With the rise of artificial intelligence, we find ourselves standing before a fundamental change. It's on everyone’s mind. Investments are booming, and, when looking back at this point in time there is going to be a Before and After the rise of AI.
For some this transition is going to be a memory of sudden unprecedented success, unimaginable possibilities, while for others it will be a rueful memory of the costs of not adapting quickly enough. What AI will mean to you is determined by whether you're willing to change with it.
We’re experiencing a revolution unlike anything seen before right now because of breakthroughs in computational power, data collection and an AI technique called Deep Learning. Not only did these breakthroughs surprise experts in the field itself, they proved AI was finally ready to be put to work across industries, reigniting an AI revolution garnering billions in investment and putting experts and casual onlookers alike in awe of what’s to come.
With AI, machines can perform tasks that until recently had been reserved for humans like detect leukemia, drive a car, help a restaurant better predict their food demand or optimize logistics for a global retailer. AI does all this by identifying patterns in data. It's tech that appears to think like a human, and is inspired by the human brain. But, unlike humans, AI is only capable of tackling the specific task it’s designed for. You can’t expect the same AI that recognizes stop signs or recommends music to, say, order your pizza.

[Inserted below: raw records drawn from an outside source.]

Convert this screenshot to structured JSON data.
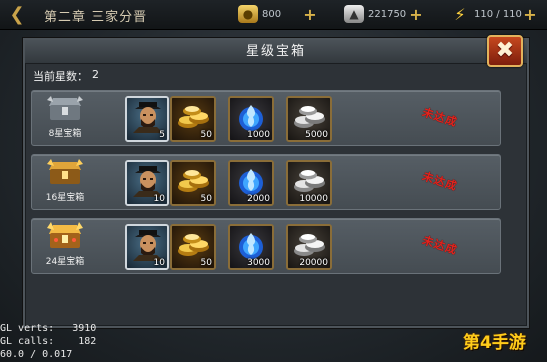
{
  "hud": {
    "chapter": "第二章 三家分晋",
    "gold": "800",
    "silver": "221750",
    "energy": "110 / 110"
  },
  "panel": {
    "title": "星级宝箱",
    "stars_label": "当前星数：",
    "stars_value": "2"
  },
  "colors": {
    "status_red": "#e3231d",
    "gold_border": "#8a6d38",
    "accent_gold": "#d8b24a"
  },
  "rows": [
    {
      "chest_label": "8星宝箱",
      "chest_icon": "silver-chest-icon",
      "rewards": [
        {
          "type": "hero",
          "icon": "hero-portrait-icon",
          "qty": "5"
        },
        {
          "type": "gold",
          "icon": "gold-ingot-icon",
          "qty": "50"
        },
        {
          "type": "blue",
          "icon": "blue-flame-icon",
          "qty": "1000"
        },
        {
          "type": "silver",
          "icon": "silver-ingot-icon",
          "qty": "5000"
        }
      ],
      "status": "未达成"
    },
    {
      "chest_label": "16星宝箱",
      "chest_icon": "gold-chest-icon",
      "rewards": [
        {
          "type": "hero",
          "icon": "hero-portrait-icon",
          "qty": "10"
        },
        {
          "type": "gold",
          "icon": "gold-ingot-icon",
          "qty": "50"
        },
        {
          "type": "blue",
          "icon": "blue-flame-icon",
          "qty": "2000"
        },
        {
          "type": "silver",
          "icon": "silver-ingot-icon",
          "qty": "10000"
        }
      ],
      "status": "未达成"
    },
    {
      "chest_label": "24星宝箱",
      "chest_icon": "ornate-gold-chest-icon",
      "rewards": [
        {
          "type": "hero",
          "icon": "hero-portrait-icon",
          "qty": "10"
        },
        {
          "type": "gold",
          "icon": "gold-ingot-icon",
          "qty": "50"
        },
        {
          "type": "blue",
          "icon": "blue-flame-icon",
          "qty": "3000"
        },
        {
          "type": "silver",
          "icon": "silver-ingot-icon",
          "qty": "20000"
        }
      ],
      "status": "未达成"
    }
  ],
  "debug": {
    "line1": "GL verts:   3910",
    "line2": "GL calls:    182",
    "line3": "60.0 / 0.017"
  },
  "watermark": "第4手游"
}
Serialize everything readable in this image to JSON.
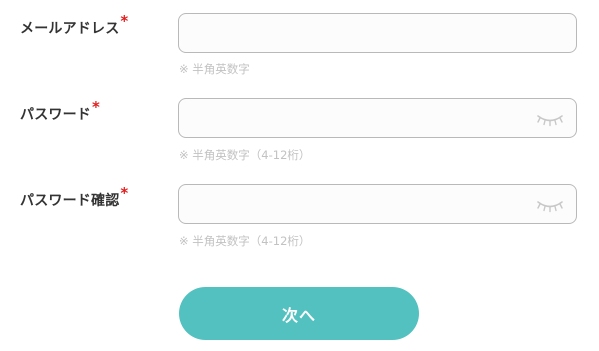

However, when it comes to solving specific problems one at time, AI can can often reach far higher accuracies far faster than any human. It can process information loads so complex and profound no human could address them. It can work on a problem around the clock and will never forget how to solve it once it learns. This way AI boosts our human intelligence making it possible to find solutions we never could on our own.
Since AI was first introduced in 1956 it has experienced several cycles of widespread optimistic interest in the field followed by ”AI Winters” when funding and enthusiasm dried up almost entirely. Today, investments are surging and all the major tech companies list AI as one of the most important components of their future strategy. So, what happened?
Well, three things:
1. The graphic card surprise
The rapid proliferation of AI could not have been possible without exponential growth in computing power over the last half-century. The major breakthrough came when graphics processing units (GPUs), originally designed for video gaming and graphics editing, unexpectedly proved to be perfectly suited to perform AI computations. More efficient and way cheaper the hardware used before to perform AI computations, suddenly these chips are making AI viable for organizations of all sizes.
2. Access to unlimited data
To solve problems AI needs data about that specific task or problem to process and learn from. Cloud computing, self-monitoring cell phones and a new plethora of tiny, powerful cameras and sensors now offer up trillions of data points every day from which AI can glean new insights and form new capabilities.
3. Going deeper into Deep Learning
Most of the recent triumphs of AI were made possible thanks to a group of AI techniques referred to as Deep Learning, or more scientifically: Deep Neural Networks. With Deep Learning you teach a network of processors by exposing it to data and information about that data. For example, if you want it to identify pedestrians in a crosswalk, you show the network many pictures of people walking and tell it that’s what they are.
AI for everyone
The recent rapid growth of AI paired with a plentiful, almost unlimited access to data democratizes the power, infrastructure and knowledge required for AI to be available to more than just multi-billion-dollar corporations. Organizations of all sizes now stand to reap the benefits that come with AI's new way of solving problems, opening doors we could never open on our own – or even see were there in the first place.